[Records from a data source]
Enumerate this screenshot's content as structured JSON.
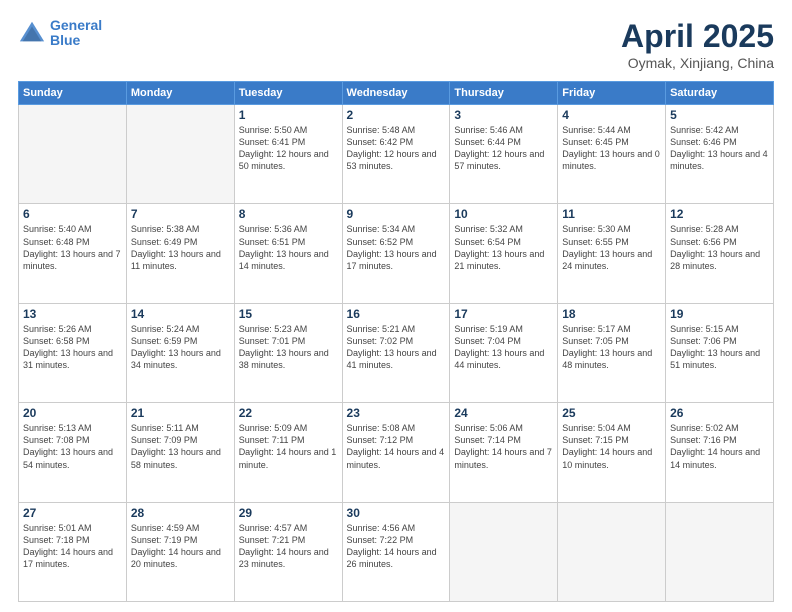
{
  "header": {
    "logo_line1": "General",
    "logo_line2": "Blue",
    "title": "April 2025",
    "subtitle": "Oymak, Xinjiang, China"
  },
  "weekdays": [
    "Sunday",
    "Monday",
    "Tuesday",
    "Wednesday",
    "Thursday",
    "Friday",
    "Saturday"
  ],
  "weeks": [
    [
      {
        "day": "",
        "info": ""
      },
      {
        "day": "",
        "info": ""
      },
      {
        "day": "1",
        "info": "Sunrise: 5:50 AM\nSunset: 6:41 PM\nDaylight: 12 hours\nand 50 minutes."
      },
      {
        "day": "2",
        "info": "Sunrise: 5:48 AM\nSunset: 6:42 PM\nDaylight: 12 hours\nand 53 minutes."
      },
      {
        "day": "3",
        "info": "Sunrise: 5:46 AM\nSunset: 6:44 PM\nDaylight: 12 hours\nand 57 minutes."
      },
      {
        "day": "4",
        "info": "Sunrise: 5:44 AM\nSunset: 6:45 PM\nDaylight: 13 hours\nand 0 minutes."
      },
      {
        "day": "5",
        "info": "Sunrise: 5:42 AM\nSunset: 6:46 PM\nDaylight: 13 hours\nand 4 minutes."
      }
    ],
    [
      {
        "day": "6",
        "info": "Sunrise: 5:40 AM\nSunset: 6:48 PM\nDaylight: 13 hours\nand 7 minutes."
      },
      {
        "day": "7",
        "info": "Sunrise: 5:38 AM\nSunset: 6:49 PM\nDaylight: 13 hours\nand 11 minutes."
      },
      {
        "day": "8",
        "info": "Sunrise: 5:36 AM\nSunset: 6:51 PM\nDaylight: 13 hours\nand 14 minutes."
      },
      {
        "day": "9",
        "info": "Sunrise: 5:34 AM\nSunset: 6:52 PM\nDaylight: 13 hours\nand 17 minutes."
      },
      {
        "day": "10",
        "info": "Sunrise: 5:32 AM\nSunset: 6:54 PM\nDaylight: 13 hours\nand 21 minutes."
      },
      {
        "day": "11",
        "info": "Sunrise: 5:30 AM\nSunset: 6:55 PM\nDaylight: 13 hours\nand 24 minutes."
      },
      {
        "day": "12",
        "info": "Sunrise: 5:28 AM\nSunset: 6:56 PM\nDaylight: 13 hours\nand 28 minutes."
      }
    ],
    [
      {
        "day": "13",
        "info": "Sunrise: 5:26 AM\nSunset: 6:58 PM\nDaylight: 13 hours\nand 31 minutes."
      },
      {
        "day": "14",
        "info": "Sunrise: 5:24 AM\nSunset: 6:59 PM\nDaylight: 13 hours\nand 34 minutes."
      },
      {
        "day": "15",
        "info": "Sunrise: 5:23 AM\nSunset: 7:01 PM\nDaylight: 13 hours\nand 38 minutes."
      },
      {
        "day": "16",
        "info": "Sunrise: 5:21 AM\nSunset: 7:02 PM\nDaylight: 13 hours\nand 41 minutes."
      },
      {
        "day": "17",
        "info": "Sunrise: 5:19 AM\nSunset: 7:04 PM\nDaylight: 13 hours\nand 44 minutes."
      },
      {
        "day": "18",
        "info": "Sunrise: 5:17 AM\nSunset: 7:05 PM\nDaylight: 13 hours\nand 48 minutes."
      },
      {
        "day": "19",
        "info": "Sunrise: 5:15 AM\nSunset: 7:06 PM\nDaylight: 13 hours\nand 51 minutes."
      }
    ],
    [
      {
        "day": "20",
        "info": "Sunrise: 5:13 AM\nSunset: 7:08 PM\nDaylight: 13 hours\nand 54 minutes."
      },
      {
        "day": "21",
        "info": "Sunrise: 5:11 AM\nSunset: 7:09 PM\nDaylight: 13 hours\nand 58 minutes."
      },
      {
        "day": "22",
        "info": "Sunrise: 5:09 AM\nSunset: 7:11 PM\nDaylight: 14 hours\nand 1 minute."
      },
      {
        "day": "23",
        "info": "Sunrise: 5:08 AM\nSunset: 7:12 PM\nDaylight: 14 hours\nand 4 minutes."
      },
      {
        "day": "24",
        "info": "Sunrise: 5:06 AM\nSunset: 7:14 PM\nDaylight: 14 hours\nand 7 minutes."
      },
      {
        "day": "25",
        "info": "Sunrise: 5:04 AM\nSunset: 7:15 PM\nDaylight: 14 hours\nand 10 minutes."
      },
      {
        "day": "26",
        "info": "Sunrise: 5:02 AM\nSunset: 7:16 PM\nDaylight: 14 hours\nand 14 minutes."
      }
    ],
    [
      {
        "day": "27",
        "info": "Sunrise: 5:01 AM\nSunset: 7:18 PM\nDaylight: 14 hours\nand 17 minutes."
      },
      {
        "day": "28",
        "info": "Sunrise: 4:59 AM\nSunset: 7:19 PM\nDaylight: 14 hours\nand 20 minutes."
      },
      {
        "day": "29",
        "info": "Sunrise: 4:57 AM\nSunset: 7:21 PM\nDaylight: 14 hours\nand 23 minutes."
      },
      {
        "day": "30",
        "info": "Sunrise: 4:56 AM\nSunset: 7:22 PM\nDaylight: 14 hours\nand 26 minutes."
      },
      {
        "day": "",
        "info": ""
      },
      {
        "day": "",
        "info": ""
      },
      {
        "day": "",
        "info": ""
      }
    ]
  ]
}
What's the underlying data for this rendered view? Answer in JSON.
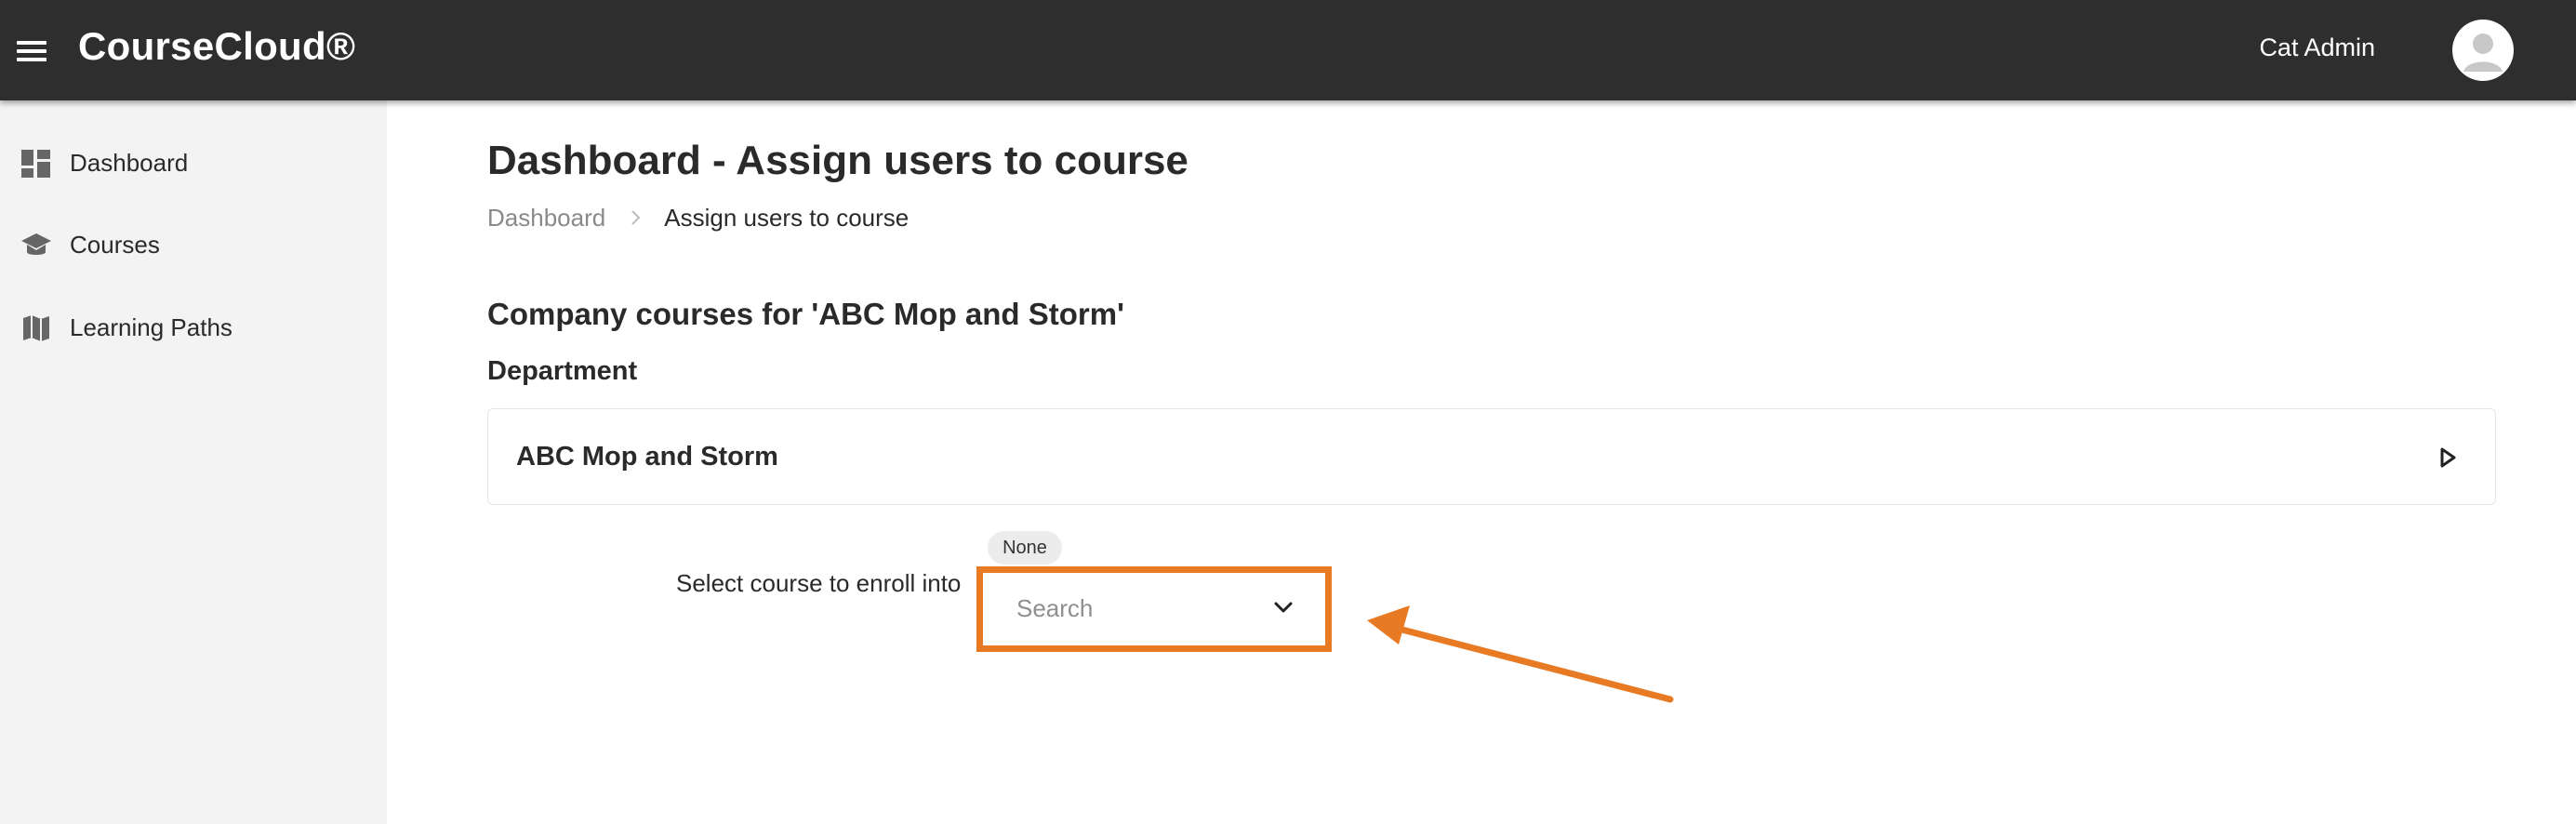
{
  "header": {
    "brand": "CourseCloud®",
    "user_name": "Cat Admin"
  },
  "sidebar": {
    "items": [
      {
        "label": "Dashboard",
        "icon": "dashboard-icon"
      },
      {
        "label": "Courses",
        "icon": "school-icon"
      },
      {
        "label": "Learning Paths",
        "icon": "map-icon"
      }
    ]
  },
  "main": {
    "title": "Dashboard - Assign users to course",
    "breadcrumb": {
      "root": "Dashboard",
      "current": "Assign users to course"
    },
    "section_title": "Company courses for 'ABC Mop and Storm'",
    "department_label": "Department",
    "department_name": "ABC Mop and Storm",
    "enroll_label": "Select course to enroll into",
    "course_select": {
      "selected": "None",
      "value": "",
      "placeholder": "Search"
    }
  },
  "colors": {
    "topbar": "#2e2e2e",
    "sidebar": "#f3f3f3",
    "highlight": "#e87a24"
  }
}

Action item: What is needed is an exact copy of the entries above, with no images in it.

The completed task:
Enumerate this screenshot's content as structured JSON.
{
  "header": {
    "logo_line1": "General",
    "logo_line2": "Blue",
    "title": "April 2025",
    "subtitle": "Oymak, Xinjiang, China"
  },
  "weekdays": [
    "Sunday",
    "Monday",
    "Tuesday",
    "Wednesday",
    "Thursday",
    "Friday",
    "Saturday"
  ],
  "weeks": [
    [
      {
        "day": "",
        "info": ""
      },
      {
        "day": "",
        "info": ""
      },
      {
        "day": "1",
        "info": "Sunrise: 5:50 AM\nSunset: 6:41 PM\nDaylight: 12 hours\nand 50 minutes."
      },
      {
        "day": "2",
        "info": "Sunrise: 5:48 AM\nSunset: 6:42 PM\nDaylight: 12 hours\nand 53 minutes."
      },
      {
        "day": "3",
        "info": "Sunrise: 5:46 AM\nSunset: 6:44 PM\nDaylight: 12 hours\nand 57 minutes."
      },
      {
        "day": "4",
        "info": "Sunrise: 5:44 AM\nSunset: 6:45 PM\nDaylight: 13 hours\nand 0 minutes."
      },
      {
        "day": "5",
        "info": "Sunrise: 5:42 AM\nSunset: 6:46 PM\nDaylight: 13 hours\nand 4 minutes."
      }
    ],
    [
      {
        "day": "6",
        "info": "Sunrise: 5:40 AM\nSunset: 6:48 PM\nDaylight: 13 hours\nand 7 minutes."
      },
      {
        "day": "7",
        "info": "Sunrise: 5:38 AM\nSunset: 6:49 PM\nDaylight: 13 hours\nand 11 minutes."
      },
      {
        "day": "8",
        "info": "Sunrise: 5:36 AM\nSunset: 6:51 PM\nDaylight: 13 hours\nand 14 minutes."
      },
      {
        "day": "9",
        "info": "Sunrise: 5:34 AM\nSunset: 6:52 PM\nDaylight: 13 hours\nand 17 minutes."
      },
      {
        "day": "10",
        "info": "Sunrise: 5:32 AM\nSunset: 6:54 PM\nDaylight: 13 hours\nand 21 minutes."
      },
      {
        "day": "11",
        "info": "Sunrise: 5:30 AM\nSunset: 6:55 PM\nDaylight: 13 hours\nand 24 minutes."
      },
      {
        "day": "12",
        "info": "Sunrise: 5:28 AM\nSunset: 6:56 PM\nDaylight: 13 hours\nand 28 minutes."
      }
    ],
    [
      {
        "day": "13",
        "info": "Sunrise: 5:26 AM\nSunset: 6:58 PM\nDaylight: 13 hours\nand 31 minutes."
      },
      {
        "day": "14",
        "info": "Sunrise: 5:24 AM\nSunset: 6:59 PM\nDaylight: 13 hours\nand 34 minutes."
      },
      {
        "day": "15",
        "info": "Sunrise: 5:23 AM\nSunset: 7:01 PM\nDaylight: 13 hours\nand 38 minutes."
      },
      {
        "day": "16",
        "info": "Sunrise: 5:21 AM\nSunset: 7:02 PM\nDaylight: 13 hours\nand 41 minutes."
      },
      {
        "day": "17",
        "info": "Sunrise: 5:19 AM\nSunset: 7:04 PM\nDaylight: 13 hours\nand 44 minutes."
      },
      {
        "day": "18",
        "info": "Sunrise: 5:17 AM\nSunset: 7:05 PM\nDaylight: 13 hours\nand 48 minutes."
      },
      {
        "day": "19",
        "info": "Sunrise: 5:15 AM\nSunset: 7:06 PM\nDaylight: 13 hours\nand 51 minutes."
      }
    ],
    [
      {
        "day": "20",
        "info": "Sunrise: 5:13 AM\nSunset: 7:08 PM\nDaylight: 13 hours\nand 54 minutes."
      },
      {
        "day": "21",
        "info": "Sunrise: 5:11 AM\nSunset: 7:09 PM\nDaylight: 13 hours\nand 58 minutes."
      },
      {
        "day": "22",
        "info": "Sunrise: 5:09 AM\nSunset: 7:11 PM\nDaylight: 14 hours\nand 1 minute."
      },
      {
        "day": "23",
        "info": "Sunrise: 5:08 AM\nSunset: 7:12 PM\nDaylight: 14 hours\nand 4 minutes."
      },
      {
        "day": "24",
        "info": "Sunrise: 5:06 AM\nSunset: 7:14 PM\nDaylight: 14 hours\nand 7 minutes."
      },
      {
        "day": "25",
        "info": "Sunrise: 5:04 AM\nSunset: 7:15 PM\nDaylight: 14 hours\nand 10 minutes."
      },
      {
        "day": "26",
        "info": "Sunrise: 5:02 AM\nSunset: 7:16 PM\nDaylight: 14 hours\nand 14 minutes."
      }
    ],
    [
      {
        "day": "27",
        "info": "Sunrise: 5:01 AM\nSunset: 7:18 PM\nDaylight: 14 hours\nand 17 minutes."
      },
      {
        "day": "28",
        "info": "Sunrise: 4:59 AM\nSunset: 7:19 PM\nDaylight: 14 hours\nand 20 minutes."
      },
      {
        "day": "29",
        "info": "Sunrise: 4:57 AM\nSunset: 7:21 PM\nDaylight: 14 hours\nand 23 minutes."
      },
      {
        "day": "30",
        "info": "Sunrise: 4:56 AM\nSunset: 7:22 PM\nDaylight: 14 hours\nand 26 minutes."
      },
      {
        "day": "",
        "info": ""
      },
      {
        "day": "",
        "info": ""
      },
      {
        "day": "",
        "info": ""
      }
    ]
  ]
}
What's the underlying data for this rendered view? Answer in JSON.
{
  "header": {
    "brand": "CourseCloud®",
    "user_name": "Cat Admin"
  },
  "sidebar": {
    "items": [
      {
        "label": "Dashboard",
        "icon": "dashboard-icon"
      },
      {
        "label": "Courses",
        "icon": "school-icon"
      },
      {
        "label": "Learning Paths",
        "icon": "map-icon"
      }
    ]
  },
  "main": {
    "title": "Dashboard - Assign users to course",
    "breadcrumb": {
      "root": "Dashboard",
      "current": "Assign users to course"
    },
    "section_title": "Company courses for 'ABC Mop and Storm'",
    "department_label": "Department",
    "department_name": "ABC Mop and Storm",
    "enroll_label": "Select course to enroll into",
    "course_select": {
      "selected": "None",
      "value": "",
      "placeholder": "Search"
    }
  },
  "colors": {
    "topbar": "#2e2e2e",
    "sidebar": "#f3f3f3",
    "highlight": "#e87a24"
  }
}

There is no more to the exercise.